Jedediah S. Smith was one of the first men to set foot in Davis County. He led a party of trappers in August, 1826 through the Bountiful area. Jim Bridger was the first explorer to discover the Great Salt Lake. Later, in 1845, Captain John C. Fremont visited Antelope Island. Captain Fremont is said to be the one responsible for naming the Island after the herds of antelope he saw grazing there. His second and third expedition to this area took him into Bountiful. Kit Carson, a mountain man, later joined his party as a guide.
The Indians, trappers, and explorers were temporary visitors who only stayed a while. The Mormon pioneers were permanent settlers who stayed to work the land and build cities. The first Mormon pioneer to view what was to become Davis County was Orson Pratt. Peregrine Sessions brought his family into the area in 1847. They set up a campsite in Bountiful. Other families soon came into the area settling in Bountiful, Centerville, and Woods Cross.
Agricultural and Industrial Development

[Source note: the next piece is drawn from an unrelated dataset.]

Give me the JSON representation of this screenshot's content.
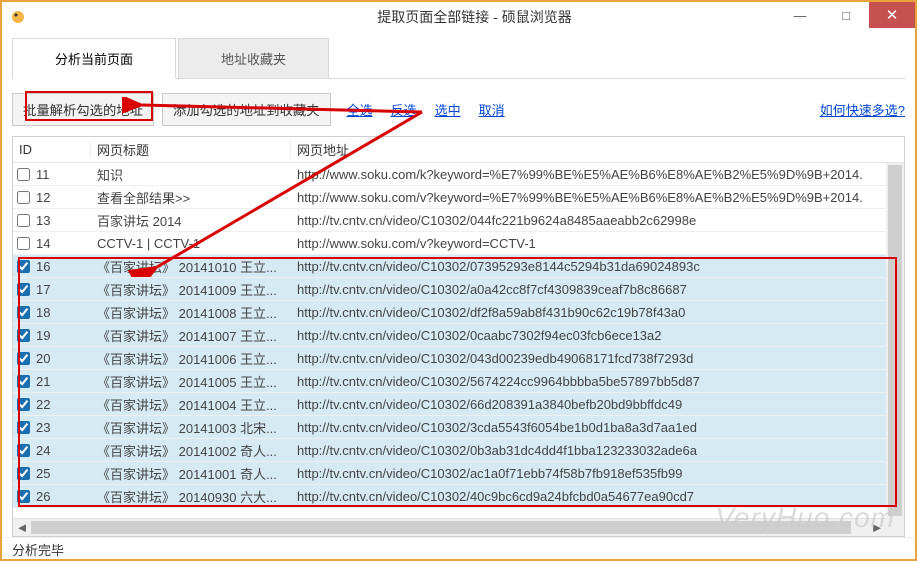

Mormon pioneers and other early settlers used Davis County for animal grazing and access to the Great Salt Lake. As Brigham Young sent settlers into the area, they discovered the rich soil and ideal climate. Crops were soon planted. Davis County became known as "The Garden Spot of Utah". Many main crops were produced: sugar beets, tomatoes, alfalfa, grain, corn, potatoes, onions and extensive fruit orchards of peaches, pears, cherries, and apricots. Through the years, dairy farming has also been important in Davis County.